**** Data to examine

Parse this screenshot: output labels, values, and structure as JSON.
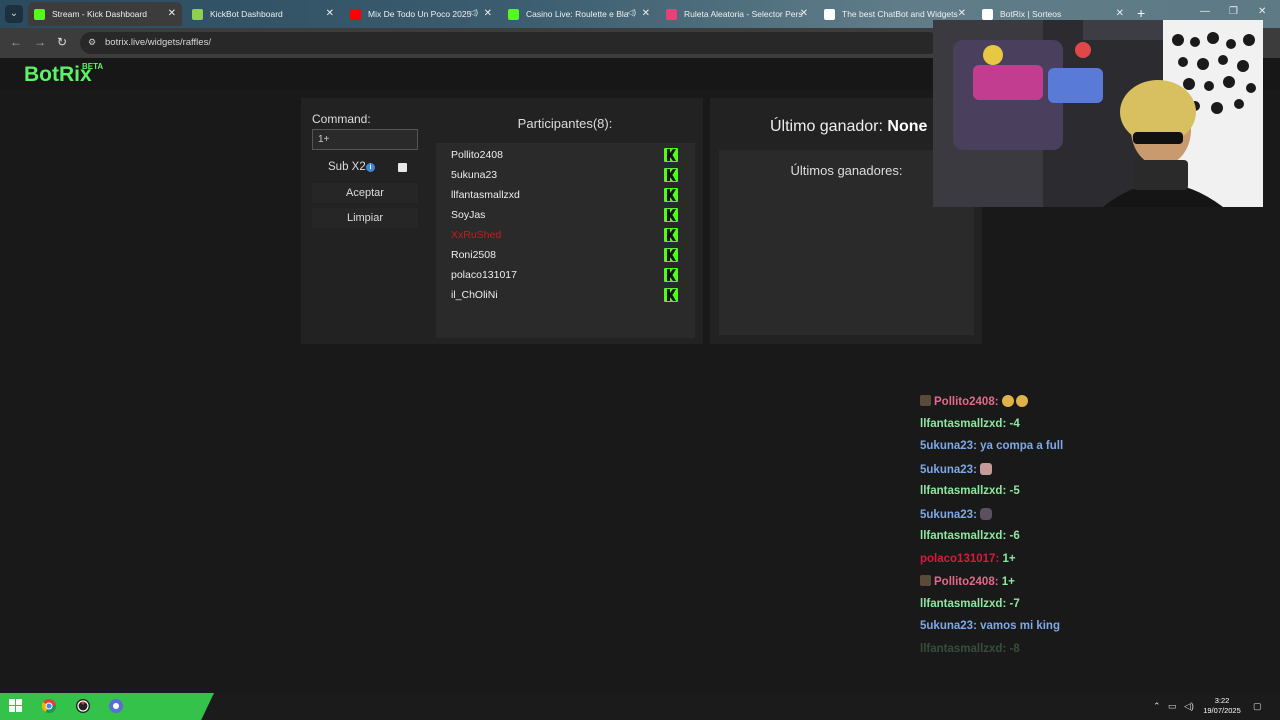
{
  "browser": {
    "tabs": [
      {
        "title": "Stream - Kick Dashboard",
        "active": true,
        "icon": "kick-icon",
        "color": "#53fc18",
        "has_audio": false
      },
      {
        "title": "KickBot Dashboard",
        "active": false,
        "icon": "kickbot-icon",
        "color": "#8fd14f",
        "has_audio": false
      },
      {
        "title": "Mix De Todo Un Poco 2025",
        "active": false,
        "icon": "youtube-icon",
        "color": "#ff0000",
        "has_audio": true
      },
      {
        "title": "Casino Live: Roulette e Bla",
        "active": false,
        "icon": "casino-icon",
        "color": "#53fc18",
        "has_audio": true
      },
      {
        "title": "Ruleta Aleatoria - Selector Pers",
        "active": false,
        "icon": "ruleta-icon",
        "color": "#e9407a",
        "has_audio": false
      },
      {
        "title": "The best ChatBot and Widgets",
        "active": false,
        "icon": "botrix-icon",
        "color": "#ffffff",
        "has_audio": false
      },
      {
        "title": "BotRix | Sorteos",
        "active": false,
        "icon": "botrix-icon",
        "color": "#ffffff",
        "has_audio": false
      }
    ],
    "url": "botrix.live/widgets/raffles/"
  },
  "app": {
    "logo": "BotRix",
    "badge": "BETA",
    "brand_color": "#5ef26a"
  },
  "raffle": {
    "command_label": "Command:",
    "command_value": "1+",
    "sub_label": "Sub X2",
    "sub_checked": false,
    "accept_label": "Aceptar",
    "clear_label": "Limpiar"
  },
  "participants": {
    "title": "Participantes(8):",
    "rows": [
      {
        "name": "Pollito2408",
        "highlight": false
      },
      {
        "name": "5ukuna23",
        "highlight": false
      },
      {
        "name": "llfantasmallzxd",
        "highlight": false
      },
      {
        "name": "SoyJas",
        "highlight": false
      },
      {
        "name": "XxRuShed",
        "highlight": true
      },
      {
        "name": "Roni2508",
        "highlight": false
      },
      {
        "name": "polaco131017",
        "highlight": false
      },
      {
        "name": "il_ChOliNi",
        "highlight": false
      }
    ],
    "platform_icon": "kick-icon",
    "platform_color": "#53fc18"
  },
  "winners": {
    "last_label": "Último ganador:",
    "last_value": "None",
    "history_title": "Últimos ganadores:"
  },
  "chat": [
    {
      "user": "Pollito2408",
      "color": "#e06b8a",
      "badge": true,
      "text": "",
      "emotes": [
        "face",
        "face"
      ]
    },
    {
      "user": "llfantasmallzxd",
      "color": "#8fe6a0",
      "badge": false,
      "text": "-4",
      "emotes": []
    },
    {
      "user": "5ukuna23",
      "color": "#7fa8e6",
      "badge": false,
      "text": "ya compa a full",
      "emotes": []
    },
    {
      "user": "5ukuna23",
      "color": "#7fa8e6",
      "badge": false,
      "text": "",
      "emotes": [
        "pink"
      ]
    },
    {
      "user": "llfantasmallzxd",
      "color": "#8fe6a0",
      "badge": false,
      "text": "-5",
      "emotes": []
    },
    {
      "user": "5ukuna23",
      "color": "#7fa8e6",
      "badge": false,
      "text": "",
      "emotes": [
        "dark"
      ]
    },
    {
      "user": "llfantasmallzxd",
      "color": "#8fe6a0",
      "badge": false,
      "text": "-6",
      "emotes": []
    },
    {
      "user": "polaco131017",
      "color": "#d81b3c",
      "badge": false,
      "text": "1+",
      "emotes": []
    },
    {
      "user": "Pollito2408",
      "color": "#e06b8a",
      "badge": true,
      "text": "1+",
      "emotes": []
    },
    {
      "user": "llfantasmallzxd",
      "color": "#8fe6a0",
      "badge": false,
      "text": "-7",
      "emotes": []
    },
    {
      "user": "5ukuna23",
      "color": "#7fa8e6",
      "badge": false,
      "text": "vamos mi king",
      "emotes": []
    },
    {
      "user": "llfantasmallzxd",
      "color": "#8fe6a0",
      "badge": false,
      "text": "-8",
      "emotes": []
    }
  ],
  "taskbar": {
    "time": "3:22",
    "date": "19/07/2025"
  }
}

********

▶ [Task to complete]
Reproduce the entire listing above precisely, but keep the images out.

▶ [Solution to this task]
Parse this screenshot: output labels, values, and structure as JSON.
{
  "browser": {
    "tabs": [
      {
        "title": "Stream - Kick Dashboard",
        "active": true,
        "icon": "kick-icon",
        "color": "#53fc18",
        "has_audio": false
      },
      {
        "title": "KickBot Dashboard",
        "active": false,
        "icon": "kickbot-icon",
        "color": "#8fd14f",
        "has_audio": false
      },
      {
        "title": "Mix De Todo Un Poco 2025",
        "active": false,
        "icon": "youtube-icon",
        "color": "#ff0000",
        "has_audio": true
      },
      {
        "title": "Casino Live: Roulette e Bla",
        "active": false,
        "icon": "casino-icon",
        "color": "#53fc18",
        "has_audio": true
      },
      {
        "title": "Ruleta Aleatoria - Selector Pers",
        "active": false,
        "icon": "ruleta-icon",
        "color": "#e9407a",
        "has_audio": false
      },
      {
        "title": "The best ChatBot and Widgets",
        "active": false,
        "icon": "botrix-icon",
        "color": "#ffffff",
        "has_audio": false
      },
      {
        "title": "BotRix | Sorteos",
        "active": false,
        "icon": "botrix-icon",
        "color": "#ffffff",
        "has_audio": false
      }
    ],
    "url": "botrix.live/widgets/raffles/"
  },
  "app": {
    "logo": "BotRix",
    "badge": "BETA",
    "brand_color": "#5ef26a"
  },
  "raffle": {
    "command_label": "Command:",
    "command_value": "1+",
    "sub_label": "Sub X2",
    "sub_checked": false,
    "accept_label": "Aceptar",
    "clear_label": "Limpiar"
  },
  "participants": {
    "title": "Participantes(8):",
    "rows": [
      {
        "name": "Pollito2408",
        "highlight": false
      },
      {
        "name": "5ukuna23",
        "highlight": false
      },
      {
        "name": "llfantasmallzxd",
        "highlight": false
      },
      {
        "name": "SoyJas",
        "highlight": false
      },
      {
        "name": "XxRuShed",
        "highlight": true
      },
      {
        "name": "Roni2508",
        "highlight": false
      },
      {
        "name": "polaco131017",
        "highlight": false
      },
      {
        "name": "il_ChOliNi",
        "highlight": false
      }
    ],
    "platform_icon": "kick-icon",
    "platform_color": "#53fc18"
  },
  "winners": {
    "last_label": "Último ganador:",
    "last_value": "None",
    "history_title": "Últimos ganadores:"
  },
  "chat": [
    {
      "user": "Pollito2408",
      "color": "#e06b8a",
      "badge": true,
      "text": "",
      "emotes": [
        "face",
        "face"
      ]
    },
    {
      "user": "llfantasmallzxd",
      "color": "#8fe6a0",
      "badge": false,
      "text": "-4",
      "emotes": []
    },
    {
      "user": "5ukuna23",
      "color": "#7fa8e6",
      "badge": false,
      "text": "ya compa a full",
      "emotes": []
    },
    {
      "user": "5ukuna23",
      "color": "#7fa8e6",
      "badge": false,
      "text": "",
      "emotes": [
        "pink"
      ]
    },
    {
      "user": "llfantasmallzxd",
      "color": "#8fe6a0",
      "badge": false,
      "text": "-5",
      "emotes": []
    },
    {
      "user": "5ukuna23",
      "color": "#7fa8e6",
      "badge": false,
      "text": "",
      "emotes": [
        "dark"
      ]
    },
    {
      "user": "llfantasmallzxd",
      "color": "#8fe6a0",
      "badge": false,
      "text": "-6",
      "emotes": []
    },
    {
      "user": "polaco131017",
      "color": "#d81b3c",
      "badge": false,
      "text": "1+",
      "emotes": []
    },
    {
      "user": "Pollito2408",
      "color": "#e06b8a",
      "badge": true,
      "text": "1+",
      "emotes": []
    },
    {
      "user": "llfantasmallzxd",
      "color": "#8fe6a0",
      "badge": false,
      "text": "-7",
      "emotes": []
    },
    {
      "user": "5ukuna23",
      "color": "#7fa8e6",
      "badge": false,
      "text": "vamos mi king",
      "emotes": []
    },
    {
      "user": "llfantasmallzxd",
      "color": "#8fe6a0",
      "badge": false,
      "text": "-8",
      "emotes": []
    }
  ],
  "taskbar": {
    "time": "3:22",
    "date": "19/07/2025"
  }
}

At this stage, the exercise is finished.